- Gleason, CA & Devascar, S (5 October 2011). "Congenital malformations of the Central Nervous System". Avery's Diseases of the Newborn (9 ed.). Saunders. p. 857. ISBN 1437701345.
- McNay DE, Turton JP, Kelberman D, et al. (2006). "HESX1 mutations are an uncommon cause of septo-optic dysplasia and hypopituitarism". J Clin Endocrinol Metab. 92 (2): 691–7. doi:10.1210/jc.2006-1609. PMID 17148560. Unknown parameter
- Dattani MT, Martinez-Barbera JP, Thomas PQ, et al. (1998). "Mutations in the homeobox gene HESX1/Hesx1 associated with septo-optic dysplasia in human and mouse". Nat. Genet. 19 (2): 125–33. doi:10.1038/477. PMID 9620767.

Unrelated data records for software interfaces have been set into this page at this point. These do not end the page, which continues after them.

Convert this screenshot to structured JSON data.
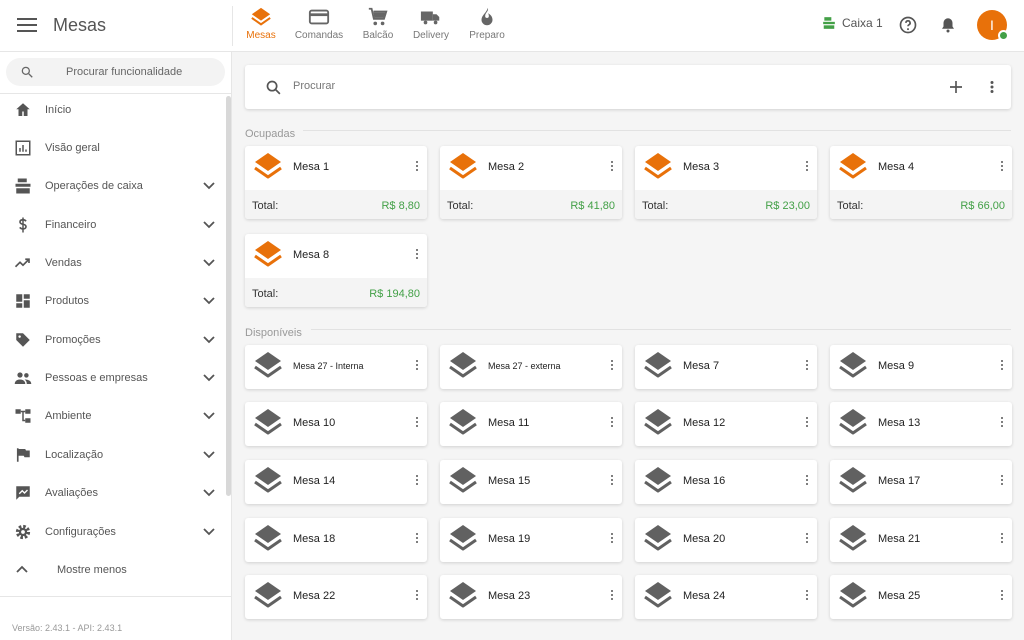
{
  "app": {
    "title": "Mesas"
  },
  "nav_tabs": [
    {
      "label": "Mesas",
      "icon": "layers-icon",
      "active": true
    },
    {
      "label": "Comandas",
      "icon": "card-icon",
      "active": false
    },
    {
      "label": "Balcão",
      "icon": "cart-icon",
      "active": false
    },
    {
      "label": "Delivery",
      "icon": "truck-icon",
      "active": false
    },
    {
      "label": "Preparo",
      "icon": "flame-icon",
      "active": false
    }
  ],
  "header": {
    "caixa_label": "Caixa 1",
    "avatar_initial": "I"
  },
  "sidebar": {
    "search_placeholder": "Procurar funcionalidade",
    "items": [
      {
        "label": "Início",
        "icon": "home-icon",
        "expandable": false
      },
      {
        "label": "Visão geral",
        "icon": "chart-icon",
        "expandable": false
      },
      {
        "label": "Operações de caixa",
        "icon": "register-icon",
        "expandable": true
      },
      {
        "label": "Financeiro",
        "icon": "dollar-icon",
        "expandable": true
      },
      {
        "label": "Vendas",
        "icon": "trend-icon",
        "expandable": true
      },
      {
        "label": "Produtos",
        "icon": "dashboard-icon",
        "expandable": true
      },
      {
        "label": "Promoções",
        "icon": "tag-icon",
        "expandable": true
      },
      {
        "label": "Pessoas e empresas",
        "icon": "people-icon",
        "expandable": true
      },
      {
        "label": "Ambiente",
        "icon": "tree-icon",
        "expandable": true
      },
      {
        "label": "Localização",
        "icon": "flag-icon",
        "expandable": true
      },
      {
        "label": "Avaliações",
        "icon": "rate-icon",
        "expandable": true
      },
      {
        "label": "Configurações",
        "icon": "gear-icon",
        "expandable": true
      }
    ],
    "show_less": "Mostre menos",
    "version": "Versão: 2.43.1 - API: 2.43.1"
  },
  "search": {
    "placeholder": "Procurar"
  },
  "sections": {
    "occupied": "Ocupadas",
    "available": "Disponíveis"
  },
  "occupied_total_label": "Total:",
  "occupied": [
    {
      "name": "Mesa 1",
      "total": "R$ 8,80"
    },
    {
      "name": "Mesa 2",
      "total": "R$ 41,80"
    },
    {
      "name": "Mesa 3",
      "total": "R$ 23,00"
    },
    {
      "name": "Mesa 4",
      "total": "R$ 66,00"
    },
    {
      "name": "Mesa 8",
      "total": "R$ 194,80"
    }
  ],
  "available": [
    "Mesa 27 - Interna",
    "Mesa 27 - externa",
    "Mesa 7",
    "Mesa 9",
    "Mesa 10",
    "Mesa 11",
    "Mesa 12",
    "Mesa 13",
    "Mesa 14",
    "Mesa 15",
    "Mesa 16",
    "Mesa 17",
    "Mesa 18",
    "Mesa 19",
    "Mesa 20",
    "Mesa 21",
    "Mesa 22",
    "Mesa 23",
    "Mesa 24",
    "Mesa 25"
  ],
  "colors": {
    "accent": "#e8710a",
    "occupied": "#e8710a",
    "available": "#616161",
    "money": "#43a047"
  }
}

- Jerome F. Strauss and Robert L. Barbieri (eds), "Yen and Jaffe's reproductive endocrinology; physiology, pathophysiology, and clinical management", 6th ed, 2009, p. 421.